Retype each line below precisely and omit all images.

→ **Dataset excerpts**
○ ○ ○

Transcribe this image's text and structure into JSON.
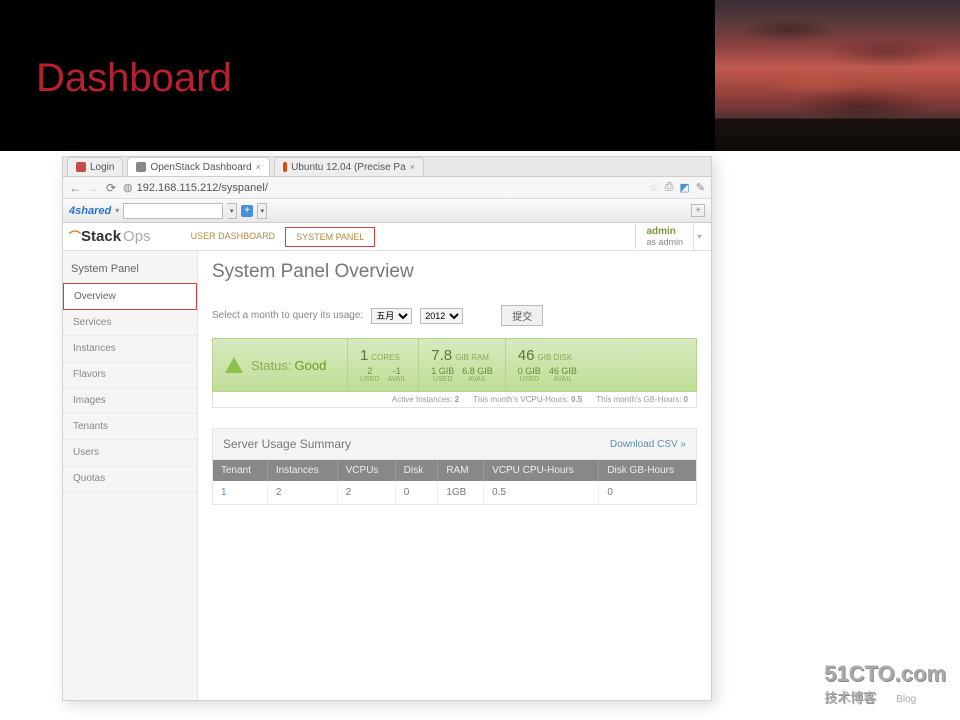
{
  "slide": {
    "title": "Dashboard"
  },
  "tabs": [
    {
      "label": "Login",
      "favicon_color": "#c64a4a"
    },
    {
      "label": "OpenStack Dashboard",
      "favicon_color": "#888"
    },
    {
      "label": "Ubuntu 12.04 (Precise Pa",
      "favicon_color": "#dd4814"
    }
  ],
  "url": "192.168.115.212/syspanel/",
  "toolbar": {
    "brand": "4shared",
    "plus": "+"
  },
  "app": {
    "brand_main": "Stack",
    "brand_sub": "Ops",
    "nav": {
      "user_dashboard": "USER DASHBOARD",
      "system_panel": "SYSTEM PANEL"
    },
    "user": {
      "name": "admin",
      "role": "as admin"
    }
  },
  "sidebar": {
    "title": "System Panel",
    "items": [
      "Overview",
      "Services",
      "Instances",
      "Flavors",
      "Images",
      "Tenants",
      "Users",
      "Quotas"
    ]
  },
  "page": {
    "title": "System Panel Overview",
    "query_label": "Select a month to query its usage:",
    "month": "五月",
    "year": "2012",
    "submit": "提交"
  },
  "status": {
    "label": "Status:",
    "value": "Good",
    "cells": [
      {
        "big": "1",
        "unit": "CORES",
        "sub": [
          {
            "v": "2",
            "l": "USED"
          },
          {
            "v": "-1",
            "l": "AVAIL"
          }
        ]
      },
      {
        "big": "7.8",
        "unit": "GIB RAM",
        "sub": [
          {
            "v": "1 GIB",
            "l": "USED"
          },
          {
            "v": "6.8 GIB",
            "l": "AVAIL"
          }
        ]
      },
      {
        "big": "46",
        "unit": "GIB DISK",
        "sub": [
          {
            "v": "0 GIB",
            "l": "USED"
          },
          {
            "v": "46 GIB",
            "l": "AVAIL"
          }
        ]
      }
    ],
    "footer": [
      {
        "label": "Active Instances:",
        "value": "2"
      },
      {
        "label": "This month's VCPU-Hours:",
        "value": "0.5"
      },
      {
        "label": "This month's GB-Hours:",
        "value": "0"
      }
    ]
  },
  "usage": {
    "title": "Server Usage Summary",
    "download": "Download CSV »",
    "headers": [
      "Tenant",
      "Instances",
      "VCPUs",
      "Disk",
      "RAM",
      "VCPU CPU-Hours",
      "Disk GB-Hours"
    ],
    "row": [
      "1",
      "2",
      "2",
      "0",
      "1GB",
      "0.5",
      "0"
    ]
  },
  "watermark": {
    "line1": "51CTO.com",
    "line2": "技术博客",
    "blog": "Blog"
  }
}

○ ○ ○

→ **RESULT OF THE TASK**
Transcribe this image's text and structure into JSON.
{
  "slide": {
    "title": "Dashboard"
  },
  "tabs": [
    {
      "label": "Login",
      "favicon_color": "#c64a4a"
    },
    {
      "label": "OpenStack Dashboard",
      "favicon_color": "#888"
    },
    {
      "label": "Ubuntu 12.04 (Precise Pa",
      "favicon_color": "#dd4814"
    }
  ],
  "url": "192.168.115.212/syspanel/",
  "toolbar": {
    "brand": "4shared",
    "plus": "+"
  },
  "app": {
    "brand_main": "Stack",
    "brand_sub": "Ops",
    "nav": {
      "user_dashboard": "USER DASHBOARD",
      "system_panel": "SYSTEM PANEL"
    },
    "user": {
      "name": "admin",
      "role": "as admin"
    }
  },
  "sidebar": {
    "title": "System Panel",
    "items": [
      "Overview",
      "Services",
      "Instances",
      "Flavors",
      "Images",
      "Tenants",
      "Users",
      "Quotas"
    ]
  },
  "page": {
    "title": "System Panel Overview",
    "query_label": "Select a month to query its usage:",
    "month": "五月",
    "year": "2012",
    "submit": "提交"
  },
  "status": {
    "label": "Status:",
    "value": "Good",
    "cells": [
      {
        "big": "1",
        "unit": "CORES",
        "sub": [
          {
            "v": "2",
            "l": "USED"
          },
          {
            "v": "-1",
            "l": "AVAIL"
          }
        ]
      },
      {
        "big": "7.8",
        "unit": "GIB RAM",
        "sub": [
          {
            "v": "1 GIB",
            "l": "USED"
          },
          {
            "v": "6.8 GIB",
            "l": "AVAIL"
          }
        ]
      },
      {
        "big": "46",
        "unit": "GIB DISK",
        "sub": [
          {
            "v": "0 GIB",
            "l": "USED"
          },
          {
            "v": "46 GIB",
            "l": "AVAIL"
          }
        ]
      }
    ],
    "footer": [
      {
        "label": "Active Instances:",
        "value": "2"
      },
      {
        "label": "This month's VCPU-Hours:",
        "value": "0.5"
      },
      {
        "label": "This month's GB-Hours:",
        "value": "0"
      }
    ]
  },
  "usage": {
    "title": "Server Usage Summary",
    "download": "Download CSV »",
    "headers": [
      "Tenant",
      "Instances",
      "VCPUs",
      "Disk",
      "RAM",
      "VCPU CPU-Hours",
      "Disk GB-Hours"
    ],
    "row": [
      "1",
      "2",
      "2",
      "0",
      "1GB",
      "0.5",
      "0"
    ]
  },
  "watermark": {
    "line1": "51CTO.com",
    "line2": "技术博客",
    "blog": "Blog"
  }
}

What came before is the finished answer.